[Entries from a dataset of interfaces]
※ ※ ※

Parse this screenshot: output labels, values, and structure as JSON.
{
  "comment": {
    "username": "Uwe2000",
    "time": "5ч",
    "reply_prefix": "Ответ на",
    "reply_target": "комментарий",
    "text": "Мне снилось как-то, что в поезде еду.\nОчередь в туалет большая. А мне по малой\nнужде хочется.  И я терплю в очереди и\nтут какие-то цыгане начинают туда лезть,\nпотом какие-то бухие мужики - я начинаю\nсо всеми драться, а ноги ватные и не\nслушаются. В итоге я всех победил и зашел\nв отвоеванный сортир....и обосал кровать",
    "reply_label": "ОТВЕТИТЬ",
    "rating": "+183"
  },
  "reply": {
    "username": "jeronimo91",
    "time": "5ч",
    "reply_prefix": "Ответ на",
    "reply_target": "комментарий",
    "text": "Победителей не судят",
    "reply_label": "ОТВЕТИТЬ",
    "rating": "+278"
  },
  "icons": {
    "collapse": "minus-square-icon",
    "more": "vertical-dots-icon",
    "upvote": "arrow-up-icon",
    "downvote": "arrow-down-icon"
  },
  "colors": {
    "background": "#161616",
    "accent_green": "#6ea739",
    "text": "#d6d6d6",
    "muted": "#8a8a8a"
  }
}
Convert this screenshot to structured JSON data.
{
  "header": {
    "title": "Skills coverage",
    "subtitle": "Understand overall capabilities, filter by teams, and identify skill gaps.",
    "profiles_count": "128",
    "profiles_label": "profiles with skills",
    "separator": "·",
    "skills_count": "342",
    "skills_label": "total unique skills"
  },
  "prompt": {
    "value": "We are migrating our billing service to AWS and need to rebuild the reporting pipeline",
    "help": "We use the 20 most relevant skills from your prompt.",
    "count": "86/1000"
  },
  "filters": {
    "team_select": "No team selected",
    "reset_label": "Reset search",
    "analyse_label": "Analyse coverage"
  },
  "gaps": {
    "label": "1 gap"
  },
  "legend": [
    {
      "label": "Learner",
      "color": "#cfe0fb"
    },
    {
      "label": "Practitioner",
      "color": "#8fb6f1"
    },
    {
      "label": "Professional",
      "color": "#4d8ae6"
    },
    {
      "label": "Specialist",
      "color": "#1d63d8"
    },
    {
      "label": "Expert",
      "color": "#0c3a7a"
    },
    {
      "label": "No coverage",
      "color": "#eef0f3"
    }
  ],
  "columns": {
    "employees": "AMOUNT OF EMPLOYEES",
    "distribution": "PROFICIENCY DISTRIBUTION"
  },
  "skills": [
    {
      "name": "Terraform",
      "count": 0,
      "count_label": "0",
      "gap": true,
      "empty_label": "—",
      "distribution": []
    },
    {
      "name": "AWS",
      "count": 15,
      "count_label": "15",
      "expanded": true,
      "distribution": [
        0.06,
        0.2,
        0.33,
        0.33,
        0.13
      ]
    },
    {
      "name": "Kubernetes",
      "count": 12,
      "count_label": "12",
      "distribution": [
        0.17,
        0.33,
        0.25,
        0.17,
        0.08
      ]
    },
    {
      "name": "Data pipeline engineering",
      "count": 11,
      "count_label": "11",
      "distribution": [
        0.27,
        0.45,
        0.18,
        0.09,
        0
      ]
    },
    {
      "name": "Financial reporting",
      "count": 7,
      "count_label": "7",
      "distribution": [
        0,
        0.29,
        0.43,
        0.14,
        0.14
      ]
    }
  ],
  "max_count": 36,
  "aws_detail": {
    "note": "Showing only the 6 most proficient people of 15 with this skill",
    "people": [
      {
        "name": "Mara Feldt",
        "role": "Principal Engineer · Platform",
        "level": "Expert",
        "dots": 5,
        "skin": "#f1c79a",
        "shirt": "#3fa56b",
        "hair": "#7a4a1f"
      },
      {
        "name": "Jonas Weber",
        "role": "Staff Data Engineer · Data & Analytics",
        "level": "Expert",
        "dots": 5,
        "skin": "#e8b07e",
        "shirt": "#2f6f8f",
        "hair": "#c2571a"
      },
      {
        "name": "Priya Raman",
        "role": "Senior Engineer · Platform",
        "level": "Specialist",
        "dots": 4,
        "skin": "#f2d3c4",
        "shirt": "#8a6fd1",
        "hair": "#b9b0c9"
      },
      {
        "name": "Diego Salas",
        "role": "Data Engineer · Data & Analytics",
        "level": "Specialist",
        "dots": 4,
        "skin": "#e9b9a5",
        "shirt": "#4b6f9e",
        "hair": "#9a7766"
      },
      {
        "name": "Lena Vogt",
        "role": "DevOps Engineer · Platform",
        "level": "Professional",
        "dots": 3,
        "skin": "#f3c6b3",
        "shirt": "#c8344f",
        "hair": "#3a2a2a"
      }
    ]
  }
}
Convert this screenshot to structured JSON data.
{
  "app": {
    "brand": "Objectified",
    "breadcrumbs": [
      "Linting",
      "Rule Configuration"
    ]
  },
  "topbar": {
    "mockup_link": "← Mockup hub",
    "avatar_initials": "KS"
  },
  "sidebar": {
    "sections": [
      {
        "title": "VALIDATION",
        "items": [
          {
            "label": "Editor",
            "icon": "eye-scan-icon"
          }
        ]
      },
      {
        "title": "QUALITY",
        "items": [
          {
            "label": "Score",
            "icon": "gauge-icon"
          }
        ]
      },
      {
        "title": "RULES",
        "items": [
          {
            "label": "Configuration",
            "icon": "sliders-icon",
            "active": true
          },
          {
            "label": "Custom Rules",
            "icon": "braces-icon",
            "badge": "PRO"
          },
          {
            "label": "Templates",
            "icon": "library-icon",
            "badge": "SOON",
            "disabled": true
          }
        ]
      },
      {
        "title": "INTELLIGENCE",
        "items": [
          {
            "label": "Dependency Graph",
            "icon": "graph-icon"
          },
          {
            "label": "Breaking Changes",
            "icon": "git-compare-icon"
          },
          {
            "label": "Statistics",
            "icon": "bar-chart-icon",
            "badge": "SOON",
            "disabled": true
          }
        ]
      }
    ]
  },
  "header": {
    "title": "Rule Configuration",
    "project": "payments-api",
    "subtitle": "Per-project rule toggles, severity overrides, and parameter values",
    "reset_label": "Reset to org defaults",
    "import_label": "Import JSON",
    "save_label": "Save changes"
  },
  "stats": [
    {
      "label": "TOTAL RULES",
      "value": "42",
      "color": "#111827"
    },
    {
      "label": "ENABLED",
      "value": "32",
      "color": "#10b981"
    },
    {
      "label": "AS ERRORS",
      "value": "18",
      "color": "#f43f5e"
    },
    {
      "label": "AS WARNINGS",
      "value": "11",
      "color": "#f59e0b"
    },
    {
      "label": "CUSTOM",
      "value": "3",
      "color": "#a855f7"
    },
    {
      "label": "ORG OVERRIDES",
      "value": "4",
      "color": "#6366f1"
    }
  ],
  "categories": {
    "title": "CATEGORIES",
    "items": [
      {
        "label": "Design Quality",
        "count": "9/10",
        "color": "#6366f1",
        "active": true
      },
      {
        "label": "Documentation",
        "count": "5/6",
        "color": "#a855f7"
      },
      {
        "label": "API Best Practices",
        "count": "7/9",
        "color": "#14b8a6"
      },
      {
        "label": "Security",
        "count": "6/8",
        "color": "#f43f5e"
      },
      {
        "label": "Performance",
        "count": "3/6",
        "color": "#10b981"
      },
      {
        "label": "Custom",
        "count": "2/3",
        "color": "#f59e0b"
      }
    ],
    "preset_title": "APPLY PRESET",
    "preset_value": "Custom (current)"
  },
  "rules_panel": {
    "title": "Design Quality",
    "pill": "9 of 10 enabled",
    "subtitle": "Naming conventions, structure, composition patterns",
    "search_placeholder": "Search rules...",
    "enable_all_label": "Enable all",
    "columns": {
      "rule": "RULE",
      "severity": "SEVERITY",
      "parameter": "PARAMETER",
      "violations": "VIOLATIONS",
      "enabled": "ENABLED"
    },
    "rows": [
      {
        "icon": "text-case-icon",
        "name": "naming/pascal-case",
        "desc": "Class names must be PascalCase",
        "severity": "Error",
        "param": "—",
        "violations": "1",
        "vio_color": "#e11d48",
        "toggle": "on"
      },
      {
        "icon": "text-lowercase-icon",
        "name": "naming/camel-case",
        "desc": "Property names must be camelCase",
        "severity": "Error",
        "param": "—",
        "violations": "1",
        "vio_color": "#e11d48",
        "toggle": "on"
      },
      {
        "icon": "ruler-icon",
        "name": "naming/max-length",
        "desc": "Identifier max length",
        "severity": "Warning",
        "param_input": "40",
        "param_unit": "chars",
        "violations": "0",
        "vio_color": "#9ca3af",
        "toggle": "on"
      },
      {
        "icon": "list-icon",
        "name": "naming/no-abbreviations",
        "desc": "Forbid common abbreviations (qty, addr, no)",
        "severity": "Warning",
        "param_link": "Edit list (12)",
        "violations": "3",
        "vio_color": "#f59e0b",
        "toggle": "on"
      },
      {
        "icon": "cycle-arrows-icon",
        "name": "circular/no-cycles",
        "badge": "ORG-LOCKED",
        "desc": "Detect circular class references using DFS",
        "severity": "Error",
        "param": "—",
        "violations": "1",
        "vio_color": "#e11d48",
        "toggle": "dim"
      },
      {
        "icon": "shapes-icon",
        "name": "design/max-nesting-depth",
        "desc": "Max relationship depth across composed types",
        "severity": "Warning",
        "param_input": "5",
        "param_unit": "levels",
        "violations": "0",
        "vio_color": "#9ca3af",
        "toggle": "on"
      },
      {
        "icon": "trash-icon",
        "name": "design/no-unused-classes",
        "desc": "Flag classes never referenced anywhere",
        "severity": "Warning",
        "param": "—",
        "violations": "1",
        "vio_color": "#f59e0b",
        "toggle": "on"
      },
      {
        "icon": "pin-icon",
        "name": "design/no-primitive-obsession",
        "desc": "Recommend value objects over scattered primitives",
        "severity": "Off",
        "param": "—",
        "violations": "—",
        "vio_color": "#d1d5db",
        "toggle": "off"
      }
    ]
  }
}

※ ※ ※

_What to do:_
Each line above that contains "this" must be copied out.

_Response to the task:_
Parse this screenshot: output labels, values, and structure as JSON.
Convert this screenshot to structured JSON data.
    "note": "Showing only the 6 most proficient people of 15 with this skill",
Convert this screenshot to structured JSON data.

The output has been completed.